Following the powerful remarks of Dr. Kendi, a panel of several Georgetown faculty shared reflections and thoughts on how they were able to (or planned to) incorporate Dr. King’s speech and/or the working group’s report into their classrooms in such a way as to invite engagement with these important issues. The faculty discussed a range of experiences, from how the speech became a tool to discuss wealth, health, and education disparities in a business school class, to how the speech can serve as an opening for a conversation on the concept (and implications) of a society’s memorialization of events. Patricia Grant (McDonough School of Business) noted that her students seemed to really appreciate the opening for a the conversation on inequalities, reaching out to her afterwards to express that gratitude. Elham Atashi (Justice & Peace Studies), who plans to use the speech this year in her course, The Politics of Memory, hopes this experience will help support students’ sense that it is “important to act… to wake history up and have a dialogue about it so we don’t have collective amnesia about the past.” Atashi hopes students will gain tools in her course to truly “become stakeholders and take a role in society.” The final faculty panel member discussed his work engaging with the campus working group report in his fall, Improv for Social Change course. Gibson Cima (Performing Arts) made the report a central focal point for his students in the fall, arranging for exploration into Georgetown’s slavery archives and interviewing members of the University’s working group to capture–and later perform– their experiences. Cima impressed on colleagues in the room that “I cannot emphasize enough what that encounter [to really see Georgetown’s slavery history through the archives] does for our students.”

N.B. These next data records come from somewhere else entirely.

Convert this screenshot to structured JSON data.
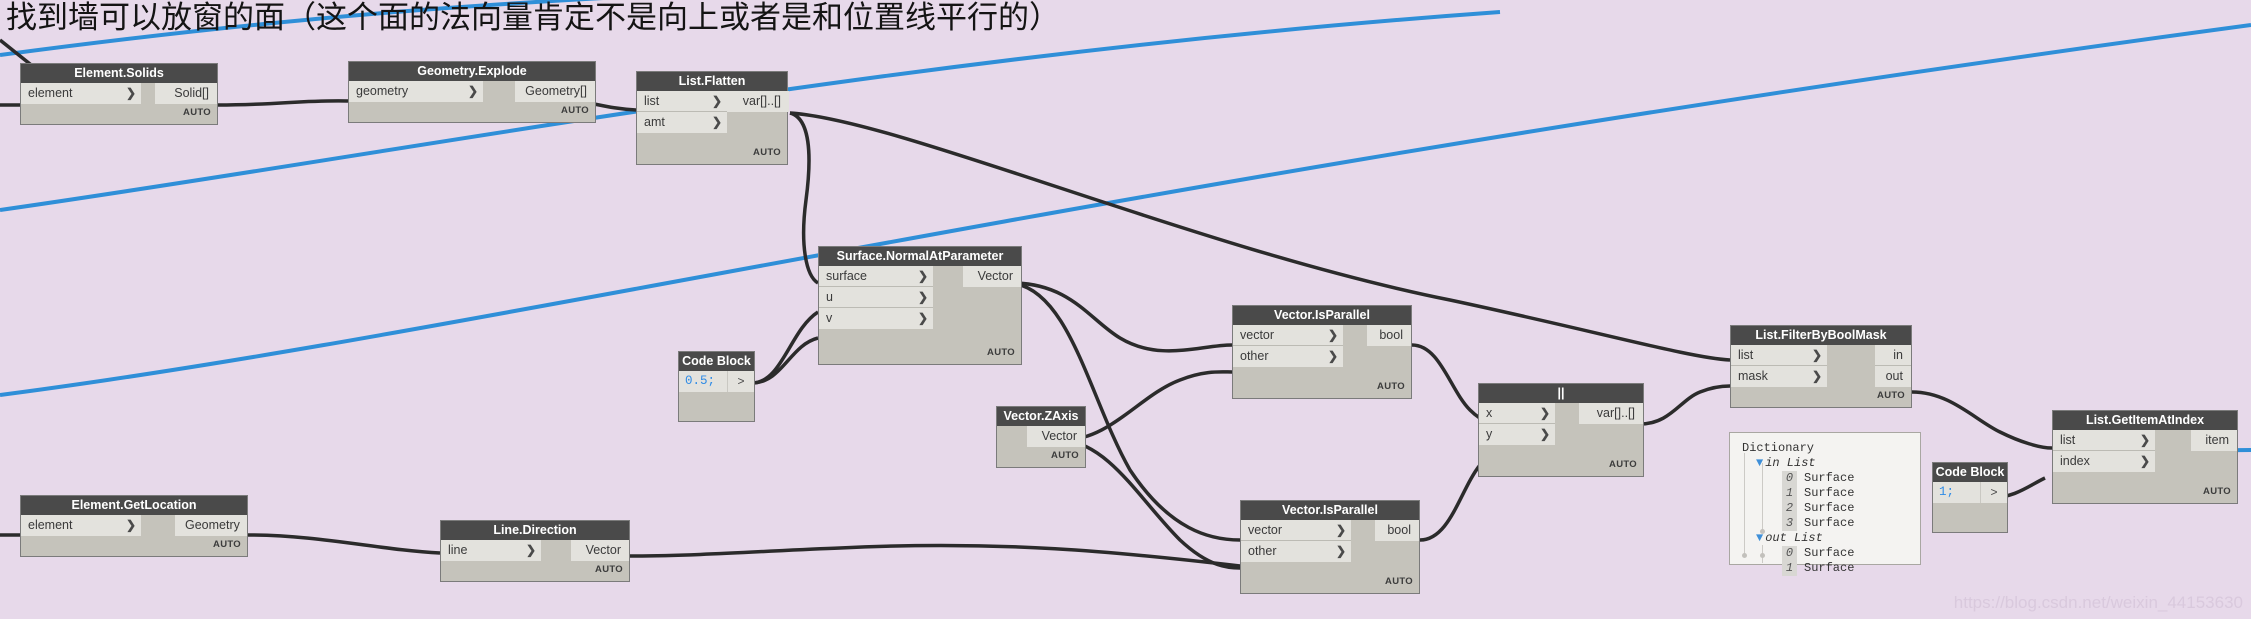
{
  "annotation": {
    "title": "找到墙可以放窗的面（这个面的法向量肯定不是向上或者是和位置线平行的）"
  },
  "watermark": "https://blog.csdn.net/weixin_44153630",
  "canvas": {
    "background_color": "#e7d9ea",
    "wire_color": "#2b2b2b",
    "highlight_wire_color": "#2f8fd8",
    "node_header_color": "#4a4a4a",
    "node_body_color": "#c5c3bb",
    "port_color": "#e3e2dd"
  },
  "nodes": [
    {
      "id": "element-solids",
      "title": "Element.Solids",
      "inputs": [
        "element"
      ],
      "outputs": [
        "Solid[]"
      ],
      "status": "AUTO"
    },
    {
      "id": "geometry-explode",
      "title": "Geometry.Explode",
      "inputs": [
        "geometry"
      ],
      "outputs": [
        "Geometry[]"
      ],
      "status": "AUTO"
    },
    {
      "id": "list-flatten",
      "title": "List.Flatten",
      "inputs": [
        "list",
        "amt"
      ],
      "outputs": [
        "var[]..[]"
      ],
      "status": "AUTO"
    },
    {
      "id": "surface-normalatparameter",
      "title": "Surface.NormalAtParameter",
      "inputs": [
        "surface",
        "u",
        "v"
      ],
      "outputs": [
        "Vector"
      ],
      "status": "AUTO"
    },
    {
      "id": "code-block-half",
      "title": "Code Block",
      "code": "0.5;",
      "port_symbol": ">"
    },
    {
      "id": "vector-zaxis",
      "title": "Vector.ZAxis",
      "inputs": [],
      "outputs": [
        "Vector"
      ],
      "status": "AUTO"
    },
    {
      "id": "vector-isparallel-top",
      "title": "Vector.IsParallel",
      "inputs": [
        "vector",
        "other"
      ],
      "outputs": [
        "bool"
      ],
      "status": "AUTO"
    },
    {
      "id": "vector-isparallel-bottom",
      "title": "Vector.IsParallel",
      "inputs": [
        "vector",
        "other"
      ],
      "outputs": [
        "bool"
      ],
      "status": "AUTO"
    },
    {
      "id": "or-operator",
      "title": "||",
      "inputs": [
        "x",
        "y"
      ],
      "outputs": [
        "var[]..[]"
      ],
      "status": "AUTO"
    },
    {
      "id": "list-filterbyboolmask",
      "title": "List.FilterByBoolMask",
      "inputs": [
        "list",
        "mask"
      ],
      "outputs": [
        "in",
        "out"
      ],
      "status": "AUTO"
    },
    {
      "id": "code-block-one",
      "title": "Code Block",
      "code": "1;",
      "port_symbol": ">"
    },
    {
      "id": "list-getitematindex",
      "title": "List.GetItemAtIndex",
      "inputs": [
        "list",
        "index"
      ],
      "outputs": [
        "item"
      ],
      "status": "AUTO"
    },
    {
      "id": "element-getlocation",
      "title": "Element.GetLocation",
      "inputs": [
        "element"
      ],
      "outputs": [
        "Geometry"
      ],
      "status": "AUTO"
    },
    {
      "id": "line-direction",
      "title": "Line.Direction",
      "inputs": [
        "line"
      ],
      "outputs": [
        "Vector"
      ],
      "status": "AUTO"
    }
  ],
  "dictionary_preview": {
    "title": "Dictionary",
    "groups": [
      {
        "label": "in List",
        "items": [
          {
            "index": "0",
            "value": "Surface"
          },
          {
            "index": "1",
            "value": "Surface"
          },
          {
            "index": "2",
            "value": "Surface"
          },
          {
            "index": "3",
            "value": "Surface"
          }
        ]
      },
      {
        "label": "out List",
        "items": [
          {
            "index": "0",
            "value": "Surface"
          },
          {
            "index": "1",
            "value": "Surface"
          }
        ]
      }
    ]
  }
}
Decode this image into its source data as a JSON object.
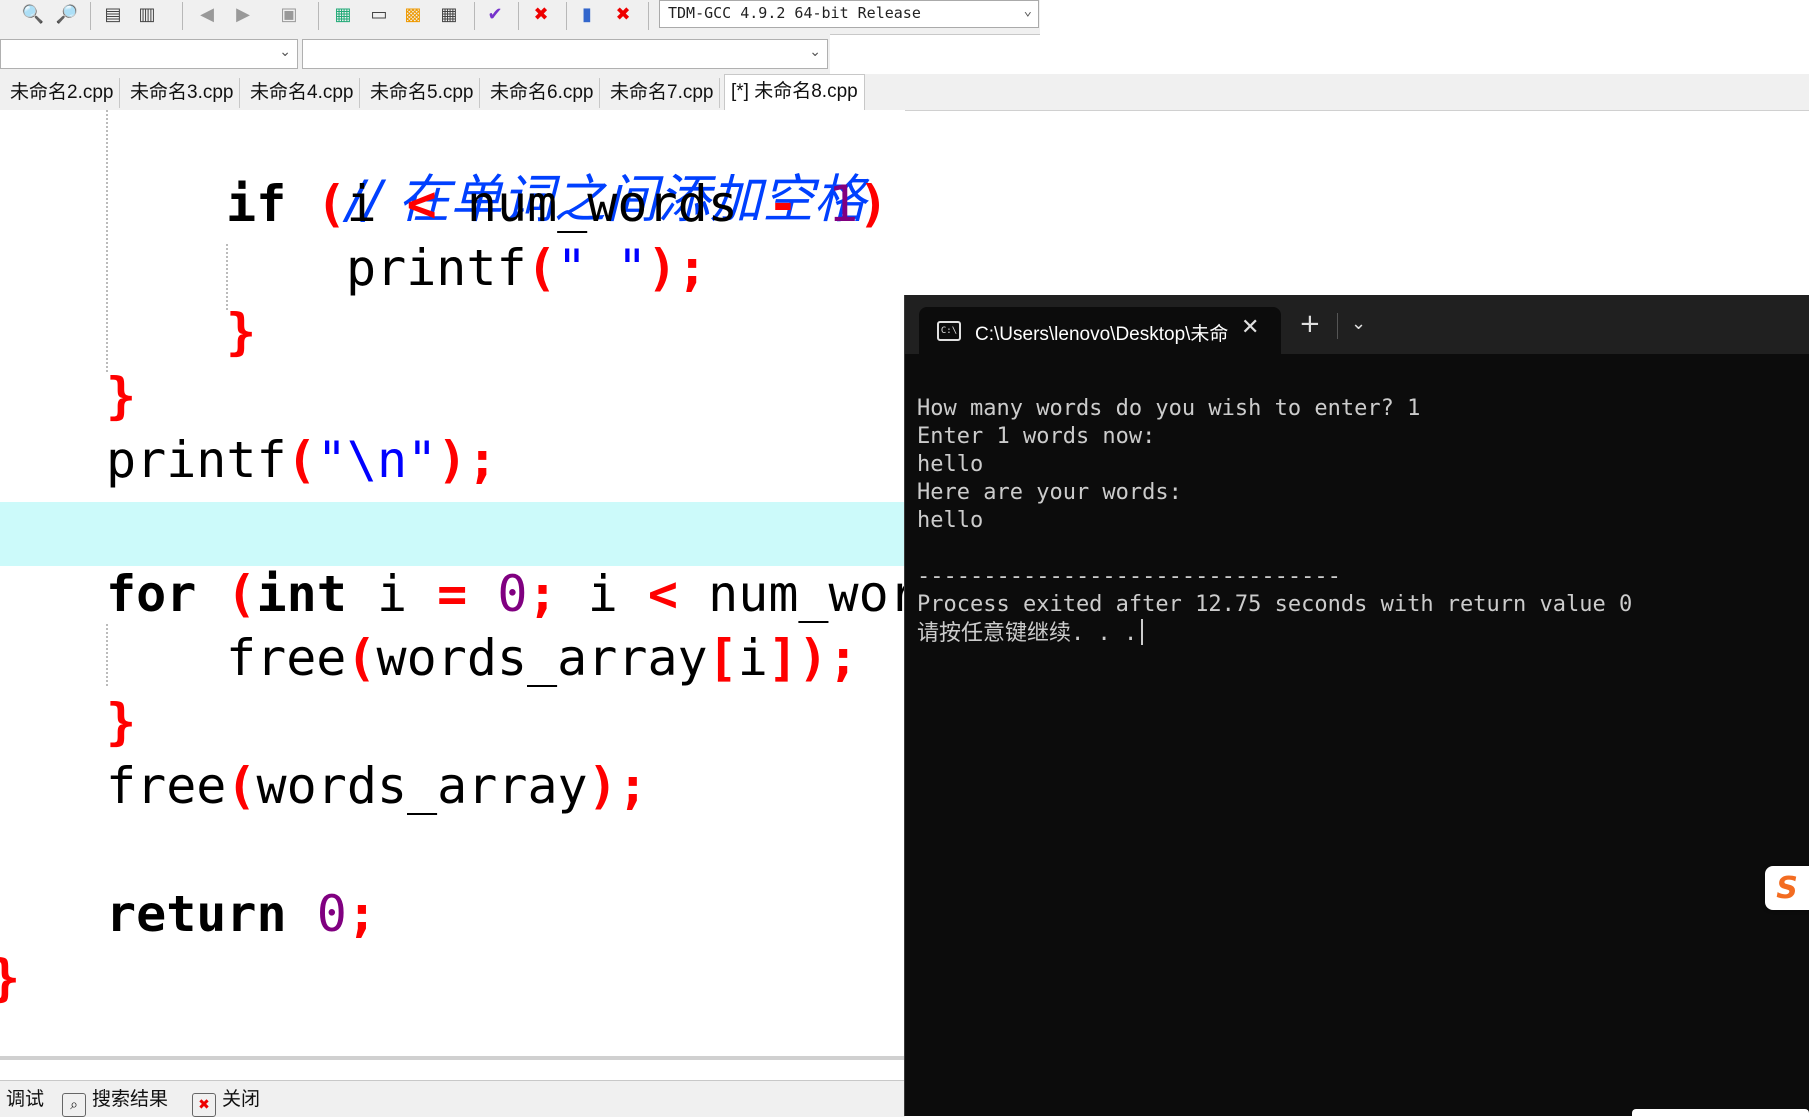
{
  "toolbar": {
    "compiler": "TDM-GCC 4.9.2 64-bit Release",
    "icons": [
      "find-icon",
      "find-replace-icon",
      "indent-icon",
      "unindent-icon",
      "bookmark-back-icon",
      "bookmark-fwd-icon",
      "toggle-icon",
      "new-class-icon",
      "window-icon",
      "tile-icon",
      "grid-icon",
      "check-icon",
      "stop-icon",
      "chart-icon",
      "debug-stop-icon"
    ]
  },
  "tabs": [
    {
      "label": "未命名2.cpp"
    },
    {
      "label": "未命名3.cpp"
    },
    {
      "label": "未命名4.cpp"
    },
    {
      "label": "未命名5.cpp"
    },
    {
      "label": "未命名6.cpp"
    },
    {
      "label": "未命名7.cpp"
    },
    {
      "label": "[*] 未命名8.cpp"
    }
  ],
  "code": {
    "l1": {
      "a": "// 在单词之间添加空格（最后一个单词后不加）"
    },
    "l2": {
      "a": "if",
      "b": " (",
      "c": "i ",
      "d": "<",
      "e": " num_words ",
      "f": "-",
      "g": " 1",
      "h": ")",
      "i": " {"
    },
    "l3": {
      "a": "printf",
      "b": "(",
      "c": "\" \"",
      "d": ");"
    },
    "l4": {
      "a": "}"
    },
    "l5": {
      "a": "}"
    },
    "l6": {
      "a": "printf",
      "b": "(",
      "c": "\"\\n\"",
      "d": ");"
    },
    "l7": {
      "a": "for",
      "b": " (",
      "c": "int",
      "d": " i ",
      "e": "=",
      "f": " 0",
      "g": ";",
      "h": " i ",
      "i": "<",
      "j": " num_wor"
    },
    "l8": {
      "a": "free",
      "b": "(",
      "c": "words_array",
      "d": "[",
      "e": "i",
      "f": "]);"
    },
    "l9": {
      "a": "}"
    },
    "l10": {
      "a": "free",
      "b": "(",
      "c": "words_array",
      "d": ");"
    },
    "l11": {
      "a": "return",
      "b": " 0",
      "c": ";"
    },
    "l12": {
      "a": "}"
    }
  },
  "bottom": {
    "debug": "调试",
    "search_results": "搜索结果",
    "close": "关闭"
  },
  "terminal": {
    "tab_title": "C:\\Users\\lenovo\\Desktop\\未命",
    "close_glyph": "✕",
    "new_tab_glyph": "+",
    "dropdown_glyph": "⌄",
    "lines": [
      "How many words do you wish to enter? 1",
      "Enter 1 words now:",
      "hello",
      "Here are your words:",
      "hello",
      "",
      "--------------------------------",
      "Process exited after 12.75 seconds with return value 0",
      "请按任意键继续. . ."
    ]
  },
  "ime": {
    "label": "S"
  },
  "colors": {
    "keyword": "#000000",
    "operator": "#ff0000",
    "number": "#800080",
    "string": "#0000ff",
    "comment": "#0040ff",
    "highlight_line": "#ccfafa",
    "terminal_bg": "#0c0c0c",
    "terminal_fg": "#cccccc"
  }
}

As a way to conclude the Teach-In on an action-oriented note, Michelle Ohnona (CNDLS) and Amanda Munroe (CSJ) facilitated a working session for attendees to brainstorm and discuss in small groups their own ideas for incorporating the speech and/or report into their classrooms or campus spaces this spring. This allowed faculty and staff to share with one another their plans, or to gather inspiration for those just beginning to consider this work. Over the course of the full spring semester, there is still time to consider how you might incorporate these conversations into your campus space as well!

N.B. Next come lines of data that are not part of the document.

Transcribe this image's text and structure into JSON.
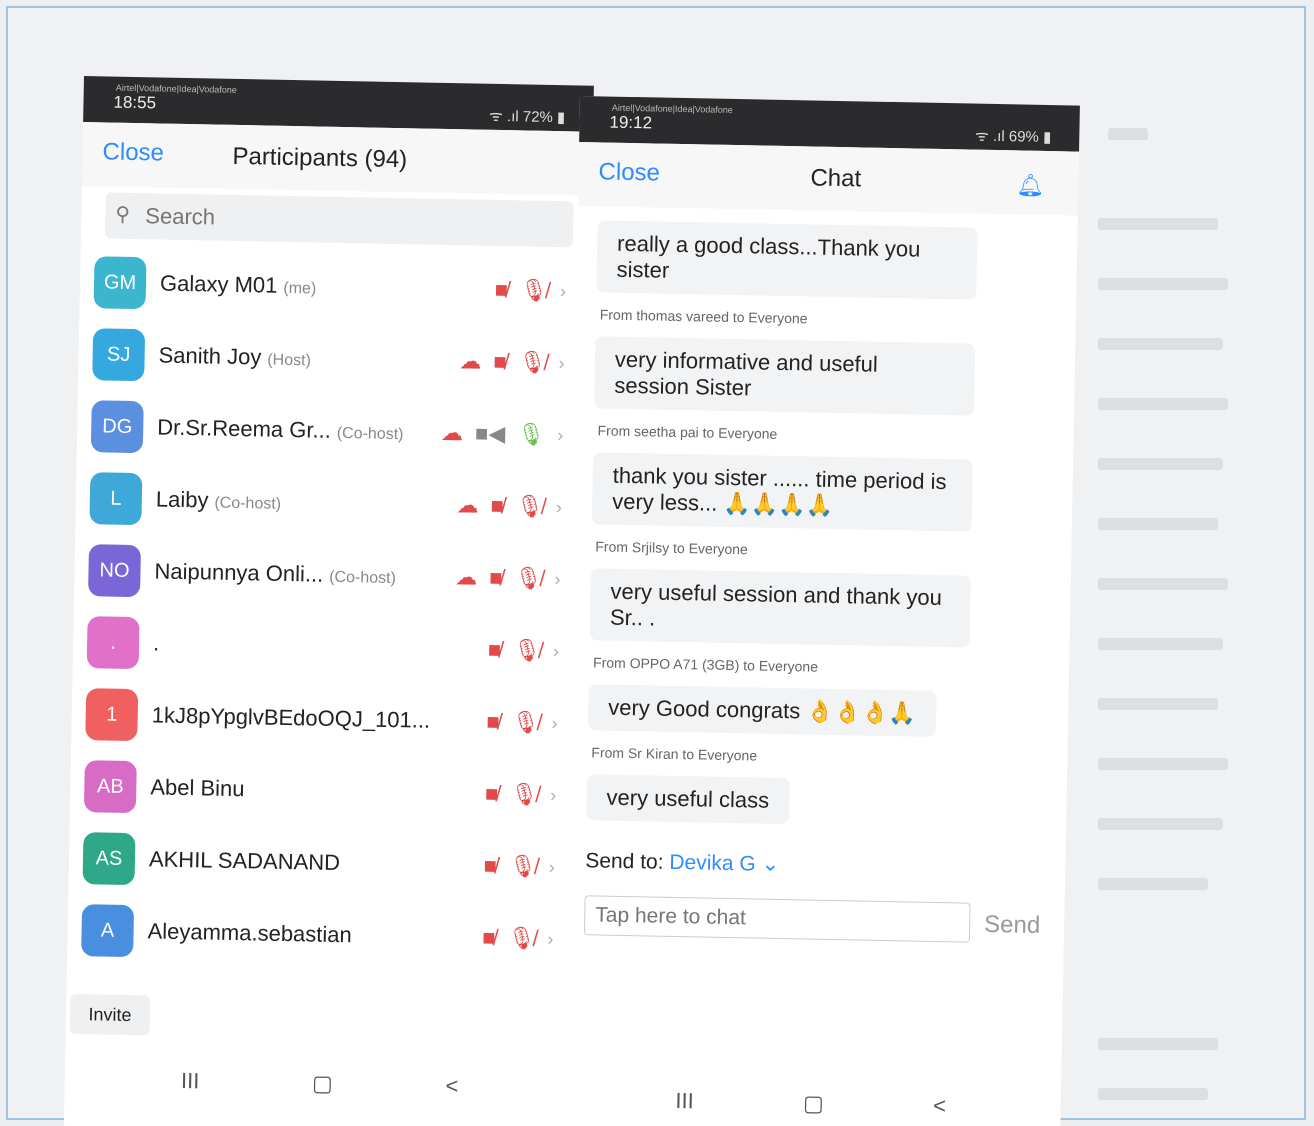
{
  "left": {
    "status": {
      "carrier": "Airtel|Vodafone|Idea|Vodafone",
      "time": "18:55",
      "signal": "ᯤ .ıl",
      "battery": "72%"
    },
    "close_label": "Close",
    "title": "Participants (94)",
    "search_placeholder": "Search",
    "participants": [
      {
        "initials": "GM",
        "name": "Galaxy M01",
        "role": "(me)",
        "color": "#3cb5cf",
        "cloud": false,
        "cam": "off",
        "mic": "off"
      },
      {
        "initials": "SJ",
        "name": "Sanith Joy",
        "role": "(Host)",
        "color": "#36a8e0",
        "cloud": true,
        "cam": "off",
        "mic": "off"
      },
      {
        "initials": "DG",
        "name": "Dr.Sr.Reema Gr...",
        "role": "(Co-host)",
        "color": "#5b8fe0",
        "cloud": true,
        "cam": "on",
        "mic": "on"
      },
      {
        "initials": "L",
        "name": "Laiby",
        "role": "(Co-host)",
        "color": "#3ea9d8",
        "cloud": true,
        "cam": "off",
        "mic": "off"
      },
      {
        "initials": "NO",
        "name": "Naipunnya Onli...",
        "role": "(Co-host)",
        "color": "#7a66d6",
        "cloud": true,
        "cam": "off",
        "mic": "off"
      },
      {
        "initials": ".",
        "name": ".",
        "role": "",
        "color": "#e070c8",
        "cloud": false,
        "cam": "off",
        "mic": "off"
      },
      {
        "initials": "1",
        "name": "1kJ8pYpglvBEdoOQJ_101...",
        "role": "",
        "color": "#f06060",
        "cloud": false,
        "cam": "off",
        "mic": "off"
      },
      {
        "initials": "AB",
        "name": "Abel Binu",
        "role": "",
        "color": "#d86cc4",
        "cloud": false,
        "cam": "off",
        "mic": "off"
      },
      {
        "initials": "AS",
        "name": "AKHIL SADANAND",
        "role": "",
        "color": "#2fa88a",
        "cloud": false,
        "cam": "off",
        "mic": "off"
      },
      {
        "initials": "A",
        "name": "Aleyamma.sebastian",
        "role": "",
        "color": "#4a8ee0",
        "cloud": false,
        "cam": "off",
        "mic": "off"
      }
    ],
    "invite_label": "Invite",
    "nav": [
      "III",
      "▢",
      "<"
    ]
  },
  "right": {
    "status": {
      "carrier": "Airtel|Vodafone|Idea|Vodafone",
      "time": "19:12",
      "signal": "ᯤ .ıl",
      "battery": "69%"
    },
    "close_label": "Close",
    "title": "Chat",
    "messages": [
      {
        "sender": "",
        "text": "really a good class...Thank you sister"
      },
      {
        "sender": "From thomas vareed to Everyone",
        "text": "very informative and useful session Sister"
      },
      {
        "sender": "From seetha pai to Everyone",
        "text": "thank  you  sister ...... time period is very less... 🙏🙏🙏🙏"
      },
      {
        "sender": "From Srjilsy to Everyone",
        "text": "very useful session and thank you Sr.. ."
      },
      {
        "sender": "From OPPO A71 (3GB) to Everyone",
        "text": "very Good congrats 👌👌👌🙏"
      },
      {
        "sender": "From Sr Kiran to Everyone",
        "text": "very useful class"
      }
    ],
    "send_to_label": "Send to:",
    "send_to_name": "Devika G",
    "chat_placeholder": "Tap here to chat",
    "send_label": "Send",
    "nav": [
      "III",
      "▢",
      "<"
    ]
  },
  "colors": {
    "accent": "#2d8cff",
    "muted_red": "#e24a4a",
    "unmuted_green": "#6ac14b"
  }
}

To learn more about the curricular initiative, please see the Provost’s email from December 2016, or if you would like to discuss ideas about “teaching the speech” more specifically, please contact Andria Wisler or Amanda Munroe at the CSJ. For more information on upcoming “Let Freedom Ring!” Initiative events, visit the listings here.